Numbers and meat cleavers

This is for people with a fondness for ‘interesting’ dates. And even for people who couldn’t care less. Today is the 11th day of the 12th month in the 13th year (well, you know what I mean!). But I will not now provide a list of the year’s best ten books. Or best 14.

I need to slim these lists down, but when I looked at the possible contenders for best Bookwitch book 2013, there were so many wonderful reads that it’s as hard as giving up cake and cheese and go on a diet.


Let’s continue.

I have a bunch of six books, where I can’t say that one is an overall winner. I would like to, but can’t. One thing that has made me pick these over some others, is that they provided that special glow of happiness. Scary and good is obviously good, but happy and good wins every time. (Apologies for excessive soppiness.)

I’ll list them in first name alphabetical order:

Anthony McGowan, Brock

Debi Gliori, Dragon Loves Penguin

Hilary McKay, Binny for Short

Jonathan Stroud, Lockwood & Co – The Screaming Staircase

Marcus Sedgwick, She’s Not Invisible

Sam Hepburn, Chasing the Dark

If you – or your favourite book – are not on the list, please be gentle with that meat cleaver! Let’s face it; there are lots of wonderful books out there.


Please, where can I find a needy motorway?

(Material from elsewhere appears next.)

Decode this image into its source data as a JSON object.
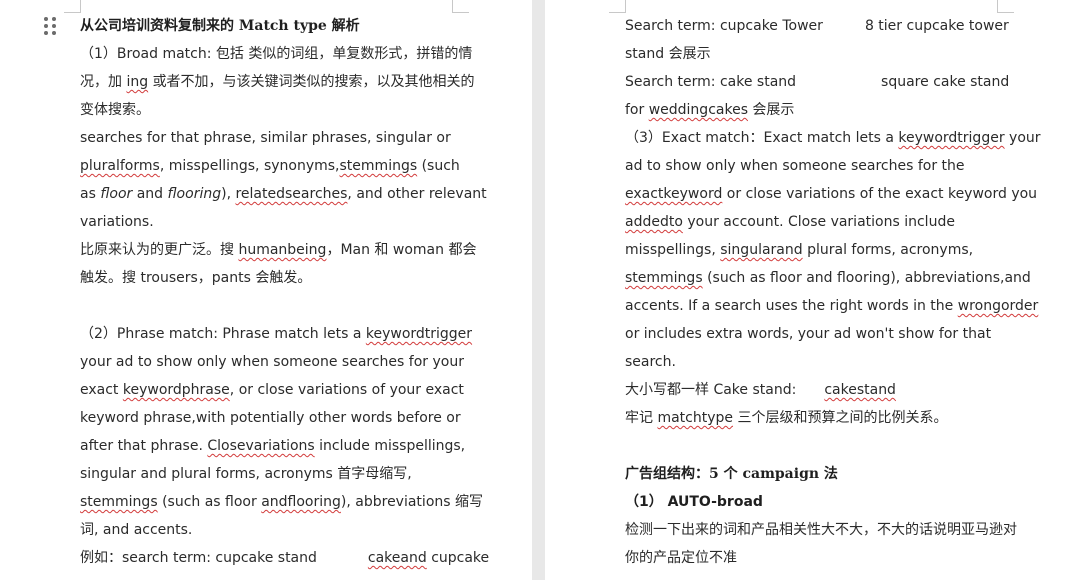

I have stuff to get rid of, and there is landfill, and then there is landfill (to build roads, or so Hilary McKay has been saying for far too long about her own wonderful books). The latter strikes me as the much more sensible option, if there’s nothing else you can do with your unwanted books.

And when I say unwanted, I am not referring to Hilary’s work, nor am I suggesting that the unwantedness stems from the Resident IT Consultant so much. They just happen to be his books. Most of the ones from the back row on the double rows of books. They are unwanted by me. And looking at them, I am shocked ‘we’ ever wanted/bought/kept them at all.

Future motorway?

But now that he has been a very good Resident IT Consultant and cleared them out (when I say that, I mean onto the floor in the front room), they need to go a little bit further. Where to, though? The Grandmother was consulted, in case Oxfam could pass them on, but she felt they were beyond even that.

They are not allowed in the paper and cardboard recycling bin our local council has provided. As far as I have been able to find out, there is nowhere to take them. Except to the general hole in the ground for all general things that don’t fit the description of any recycling category at all.

I suspect books are something you are not meant to have very many of. Meaning you will have no problem giving them a comfortable forever home, and books are sacred and Can’t Possibly Be Got Rid Of! Hence the lack of a recycling category for them.

Now that I have had them declared unsacred, I will have to get them out of the house quickly (if only so I can use that bit of floor to pack, reorganise or dispose of other belongings), and the only way appears to stick them in the boot of the car and point it at the local tip. But that makes me feel sick.

Bra Böckers Lexikon

I am the proud owner of two sets of the same – Swedish – encyclopaedia (one here, one there…) and neither is especially useful in this age of Google. The ‘one there’ can remain for the time being. But the ‘one here’ will have to go. Presumably also into a hole in the ground. And not of the new motorway variety, either.

(Perhaps… no, probably not. You can build houses out of straw. And stuff. The ideal thing would be to build a new house out of books.)

A writers’ writer

For the aficionado Hilary McKay barely needs an introduction. Not everyone is as slow or as stupid as I was some years ago, thinking Hilary was just your ordinary girls’ books author.

She is anything but, and my ways have been truly mended. I still have a few of her, mostly junior, books to read, which makes me very happy. Because reading Hilary’s books makes me happy.

It was very kind of her to come to Bookwitch Towers to subject herself to an interview. She wants the minimum of fuss, so isn’t an obvious interview subject, really. But I was very glad she came, and that she could put up with it all.

Here she explains her philosophy of how nice people are. I’m beginning to think she might be right. (Except for her idiotic notion of how it would be better to use her books for building motorways.)